Scored a few yellow tamarillos which I added to the forest nursery for self sowing. It has now received apples, pears, feijoa, kiwifruit, persimmon, guava and tamarillo. Cant wait to see what comes up in spring - probably not much edible but at least some extra bee fodder and shade and maybe a world beating new variety. Sepp Holzer uses this method to produce rootstocks adapted to local conditions, then grafts on productive scion and sells the established trees to locals.
Added by Suburban Micro Food Forest on June 25, 2012 at 10:20am — No Comments
Veg beds now have tree mulch, veg waste, coffee and stable manure. Just need a covering of grass clippings and theyll be set for composting ready for spring planting. This process will also provide fertility for the trees as they expand.…Continue
Added by Suburban Micro Food Forest on June 24, 2012 at 3:55pm — No Comments
5 or 6 species in the forest today feeding on berries on the neighbours trees, fruit I threw on the ground, insects in the mulch and most encouragingly, insects on the plants. The Tui is more colorful than I thought, with metallic blue wing feathers.
Added by Suburban Micro Food Forest on June 23, 2012 at 9:33pm — No Comments
Trademe has a listing for some 'free' organic cowflop. Whilst I would love to add this to my veg beds its in Titirangi so would cost me $15 in gas to retrieve, violating the sustainability principle of reducing carbon footprint, so it will have to go to someone out west.
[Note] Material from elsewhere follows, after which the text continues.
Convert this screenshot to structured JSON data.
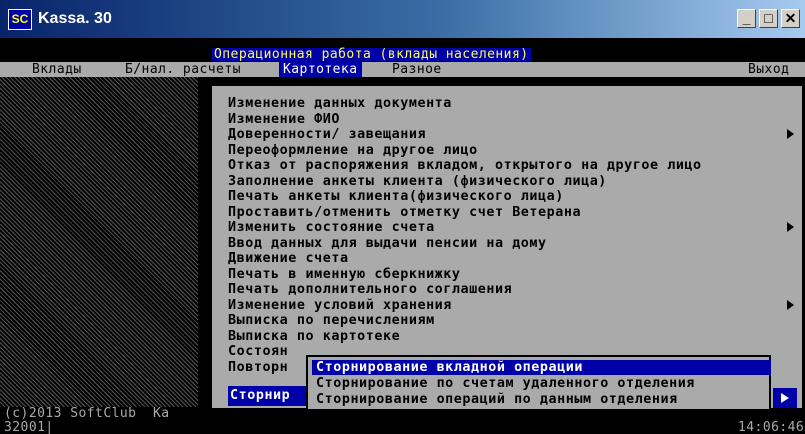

Im on the shore so if anyone knows of any type of free manure source this side of the bridge please advise. 'Flop local.'
Added by Suburban Micro Food Forest on June 23, 2012 at 11:33am — No Comments